Four-time champion Martin Buser had the early lead Monday, pulling into the Rohn checkpoint at 9:53 a.m. He arrived about four hours ahead of the second-place musher, Matt Failor.
He was followed by another musher with impressive credentials – four-time champion Lance Mackey. He pulled into the Finger Lake checkpoint on Sunday night, spending just a couple minutes resting before heading out again.
For defending champion Dallas Seavey, patience and trust in his dog team paid off last year, when he became the Iditarod’s youngest winner at age 25. He didn’t charge to the front until later in the race, but he still reached the finish line in Nome an hour before his closest competitor. To rest some of his older veteran dogs more, Seavey sometimes carried them in his sled for long stretches.
“It takes an uncommon amount of confidence in your dog team to watch those front-runners get away from you,” Seavey said.
Two Rivers musher Allen Moore, who is running the Iditarod, won the 1,000-mile Yukon Quest International Sled Dog Race in February by choosing to rest his dogs. His main rival, 2012 Quest winner Hugh Neff, chose to run.
“He gambled that he could go,” Moore said. “I was gambling that this rest would help me to be faster.”
Then there’s the strategy of deception, as employed in 2008 by Mackey. He and Jeff King were running neck and neck. Mackey arrived three minutes ahead of King at a checkpoint 123 miles from the finish line and made a big show of settling in for a nap.
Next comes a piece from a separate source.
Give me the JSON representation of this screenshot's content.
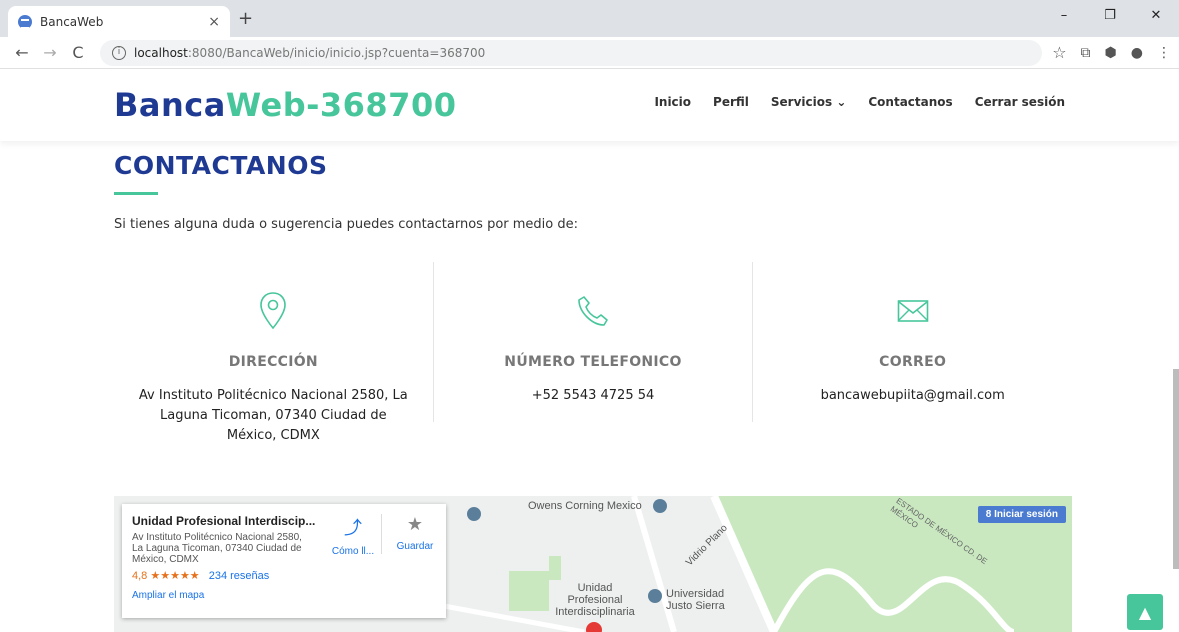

King’s team settled in, too.
However, Mackey told checkpoint volunteers to wake him in an hour. He sneaked out 70 minutes ahead of King and won the race.